To preserve anonymity, young people choose their alias for these stories – meet Billy Bob.
|Billy Bob’s Story|
|I was a bit of an arse when I first starting attending Youth Club about 2 years ago. I got involved in arguments that I shouldn’t have and started arguments that I shouldn’t and was rude to Youth Workers when asked to stop. I was a very angry kid due to anger issues, I would get angry, shout and punch walls. People would say stuff and I would flip out on a weekly basis.
I didn’t realise I’d been like this until the Youth Workers took me in the office and took me through what was going on with me. Each time they saw me get angry they would point this out. As time went by I started to acknowledge this and started to stop getting too angry or talked to staff before I snapped in my head. I started to come into the Youth Club during lunch times and have a chat about stuff. It felt like the Youth Workers really listened and I’m not sure if it’s their job or not, but it really worked. Even the conversations about football made me feel better. I see stuff from both points of view now if there is an argument now and instead of taking sides I take the sides of the Youth Workers and helped sort out problems. Because of the Youth Workers I went to the doctors about my anger. They thought about CAMHS, but because of my career choice they recommended self management. I used to come in and see the Youth Workers during the day if I was having a rubbish day or just needed a catch up.
I feel like me now, as Billy Bob and don’t punch or kick things anymore. I urge people with problems to talk to the youth workers.
|Youth Workers Statement|
Billy Bob was a popular member of the Youth Centre when he first started just over two years ago. He had friends ranging in year groups and personalities. After a few sessions as he became more comfortable with the Centre, Billy Bob started to get cross with other members who were not in his friendship group or had offended his friends. Billy Bob would shout, swear and threaten as well as cause damage to the Centre. The Youth Workers continued to build relationships with Billy as well as maintaining the boundaries using the warning system.
One session the threats and violent language became too much over something that was very small. Billy Bob had taken an action of another member as a personal attack and wanted to continue this further.
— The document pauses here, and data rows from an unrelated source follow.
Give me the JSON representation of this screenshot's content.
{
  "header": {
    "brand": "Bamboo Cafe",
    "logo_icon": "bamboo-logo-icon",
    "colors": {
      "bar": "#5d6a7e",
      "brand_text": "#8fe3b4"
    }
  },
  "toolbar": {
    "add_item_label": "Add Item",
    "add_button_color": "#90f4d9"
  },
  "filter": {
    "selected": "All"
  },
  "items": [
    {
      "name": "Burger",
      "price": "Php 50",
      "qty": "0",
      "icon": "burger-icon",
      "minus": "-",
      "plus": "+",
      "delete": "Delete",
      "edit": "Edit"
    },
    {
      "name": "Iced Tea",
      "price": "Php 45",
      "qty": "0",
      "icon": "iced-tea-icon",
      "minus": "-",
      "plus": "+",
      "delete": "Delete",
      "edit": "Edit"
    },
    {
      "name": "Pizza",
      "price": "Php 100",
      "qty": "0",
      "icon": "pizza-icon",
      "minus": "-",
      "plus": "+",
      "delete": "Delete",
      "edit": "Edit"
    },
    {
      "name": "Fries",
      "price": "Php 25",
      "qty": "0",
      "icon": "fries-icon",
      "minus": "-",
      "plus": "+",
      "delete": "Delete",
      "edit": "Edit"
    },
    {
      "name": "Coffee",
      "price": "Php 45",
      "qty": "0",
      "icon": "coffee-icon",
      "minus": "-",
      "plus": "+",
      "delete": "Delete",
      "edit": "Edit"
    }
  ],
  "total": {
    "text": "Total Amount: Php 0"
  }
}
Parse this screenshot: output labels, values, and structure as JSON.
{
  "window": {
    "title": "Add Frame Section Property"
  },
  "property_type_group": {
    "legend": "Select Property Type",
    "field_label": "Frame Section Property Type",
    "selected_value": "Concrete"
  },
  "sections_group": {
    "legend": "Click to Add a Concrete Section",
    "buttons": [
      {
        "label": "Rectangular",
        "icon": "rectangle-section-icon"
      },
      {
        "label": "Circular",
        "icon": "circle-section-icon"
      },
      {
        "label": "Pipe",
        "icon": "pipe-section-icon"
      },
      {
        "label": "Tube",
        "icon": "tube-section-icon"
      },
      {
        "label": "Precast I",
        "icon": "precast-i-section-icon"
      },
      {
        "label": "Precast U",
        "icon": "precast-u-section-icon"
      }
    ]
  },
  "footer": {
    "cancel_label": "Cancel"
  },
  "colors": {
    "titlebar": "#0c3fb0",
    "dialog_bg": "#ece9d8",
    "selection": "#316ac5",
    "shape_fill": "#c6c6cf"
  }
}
Although diffusing this at the time the Youth Workers thought the best cause of action was to speak with Billy and some of his friendship group separately about what was going on. They were invited into the Centre on a lunch break to take the time to tell their side of the story and look at ways that we, the Youth Workers, could ensure everyone had a safe and enjoyable time at the Youth Centre. Billy Bob helped write a behaviour contract with strategies if things were not going well. This included talking to the Youth Workers away from sessions if needed and developing sanctions if someone did threaten another member. This meeting was the first time that Billy saw his behaviour from the perspective of the Youth Workers and began to recognise his behaviour.
From then on Billy began to trust the Youth Workers more as he saw them not as a ‘person in authority’ but rather people who try to support young people through difficult times. Billy would use the option of talking to Youth Workers away from sessions a lot. If he had had a difficult day and he felt angry about something, he would chat this through before coming into the session to ensure he didn’t get cross with the wrong person. Youth Workers would often challenge him about his anger to help Billy to recognise that he was in control of what he did, it was not something done to him. Alongside this informal 1-1 work, Billy began getting more involved in the planned programme. This was developed to suit the needs of older young people, who will often get bored in sessions if the activities suit the younger age range. The Youth Workers put in curriculum activities that were more relevant to Billy Bob’s interests and needs including sexual health, CV’s and relationships with family.
It’s very rare that we see an angry Billy Bob these days. He is quick to recognise if he is getting wound up and able to deal with this by talking. Billy Bob now has a job and attends college, so we do not see him very often, however, he still pops in to ‘debrief’ his life and tries to attend larger events, re-arranging his shifts at work to support the work that we do.